According to the Society for Human Resource Management, healthcare has consistently ranked as the number one benefit employees in the U.S. care about most, and many employers agree. 86% of employers believe health benefits are important to their workforce.
However, for small employers, offering competitive employee benefits can seem like a balancing act between keeping employees happy and managing the costs associated with offering insurance—not to mention other expected perks like retirement savings accounts, paid time off, bonuses, and more.
Despite the cost of offering employee benefits, it’s important to remember that an investment in your employees is an investment in your organization, with big returns on employee retention, productivity, and morale.
Let’s take a look at five reasons why offering employee benefits is worth it for your organization, even on a small budget.

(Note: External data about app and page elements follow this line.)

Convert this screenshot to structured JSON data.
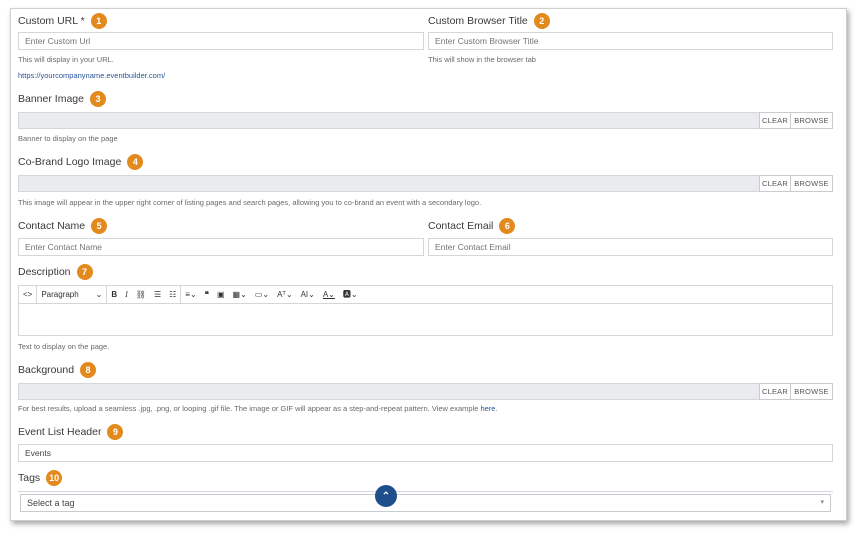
{
  "fields": {
    "custom_url": {
      "label": "Custom URL *",
      "badge": "1",
      "placeholder": "Enter Custom Url",
      "help": "This will display in your URL.",
      "link": "https://yourcompanyname.eventbuilder.com/"
    },
    "custom_browser_title": {
      "label": "Custom Browser Title",
      "badge": "2",
      "placeholder": "Enter Custom Browser Title",
      "help": "This will show in the browser tab"
    },
    "banner_image": {
      "label": "Banner Image",
      "badge": "3",
      "help": "Banner to display on the page"
    },
    "cobrand_logo": {
      "label": "Co-Brand Logo Image",
      "badge": "4",
      "help": "This image will appear in the upper right corner of listing pages and search pages, allowing you to co-brand an event with a secondary logo."
    },
    "contact_name": {
      "label": "Contact Name",
      "badge": "5",
      "placeholder": "Enter Contact Name"
    },
    "contact_email": {
      "label": "Contact Email",
      "badge": "6",
      "placeholder": "Enter Contact Email"
    },
    "description": {
      "label": "Description",
      "badge": "7",
      "help": "Text to display on the page.",
      "format_select": "Paragraph"
    },
    "background": {
      "label": "Background",
      "badge": "8",
      "help_prefix": "For best results, upload a seamless .jpg, .png, or looping .gif file. The image or GIF will appear as a step-and-repeat pattern. View example ",
      "help_link": "here",
      "help_suffix": "."
    },
    "event_list_header": {
      "label": "Event List Header",
      "badge": "9",
      "value": "Events"
    },
    "tags": {
      "label": "Tags",
      "badge": "10",
      "placeholder": "Select a tag"
    }
  },
  "file_buttons": {
    "clear": "CLEAR",
    "browse": "BROWSE"
  },
  "toolbar_icons": [
    "code-icon",
    "bold-icon",
    "italic-icon",
    "link-icon",
    "bullet-list-icon",
    "numbered-list-icon",
    "align-icon",
    "quote-icon",
    "image-icon",
    "table-icon",
    "media-icon",
    "font-size-icon",
    "text-size-icon",
    "font-color-icon",
    "highlight-icon"
  ],
  "colors": {
    "badge": "#e28a1e",
    "link": "#2a5699",
    "scroll_button": "#1f4e8c"
  }
}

Five advantages of offering employee benefits
1. Recruit and retain key employees
In today’s workforce, employees value—and expect—an employer to offer benefits. Results from Glassdoor’s Employment Confidence Survey show that 4 out of 5 employees would rather have new or additional benefits than a pay raise.
This can give small employers a way to compete with larger employers who have the budget for higher salaries. Even if you can’t afford to shell out a big paycheck, offering an attractive benefits package will get top candidates in the door and help you retain them long-term.
2. A healthy workforce is a productive workforce
Employee benefits provide your workforce with resources to remain healthy and productive, serving as a win-win for both your organization and employees.
For example, providing employees access to quality healthcare, and contributing to the cost, removes a big financial burden for employees and their families. On the employer side, offering health benefits can lead to fewer sick days and unplanned absenteeism. That’s a measurable return on your investment in your employee.
3. Culture and morale
As a small employer, it’s common to have close working relationships with your employees. When it comes to culture and morale, employees feel this reciprocity. Knowing that their employer cares for their health and wellbeing creates employee loyalty and retention.
In a survey conducted by the Science of Care, 60% of workers who reported feeling cared for by their employer also said they planned to stay with their organizations for three or more years, as opposed to only 7% of those who reported they didn't feel cared for by their employers.
4. Tax advantages
Many employee benefits are tax-advantaged for both the organization and its employees, and not just the ones you’d usually think of, like contributions to healthcare and retirement plans.
Several other types of employee benefits are tax-free, including:
- Life insurance
- Tuition reimbursement
- Child care reimbursement
- Cafeteria plans
- Employee discounts
- Personal use of a company-owned vehicle
- Cell phones
- Meals provided at the workplace
5. A foundation for growth
A final advantage of employee benefits is they set the foundation for your organization to scale and grow. As you begin to hire more employees, having a unique and attractive employee benefits package helps you attract, hire, and keep the best employees.
According to studies done by LinkedIn, organizations rated highly on compensation and benefits by their employees saw 56% lower attrition than organizations that were rated poorly.
How to offer employee health benefits on a budget
Given that employees value healthcare more than any other employee benefit, it should be first on your list. Luckily, PeopleKeep administers a qualified small employer health reimbursement arrangement (QSEHRA) that’s specifically designed for employers with less than 50 full-time employees.
With a QSEHRA, employers reimburse employees tax-free for their medical expenses, including individual health insurance premiums, providing them the health benefits they expect at a low cost you can afford.
For most small employers, there comes a time when it’s more costly not to offer employee benefits than it is to offer them. Once your organization reaches this tipping point, the advantages such as recruiting, retention, cost-savings, and positive culture become important ingredients for growth and success.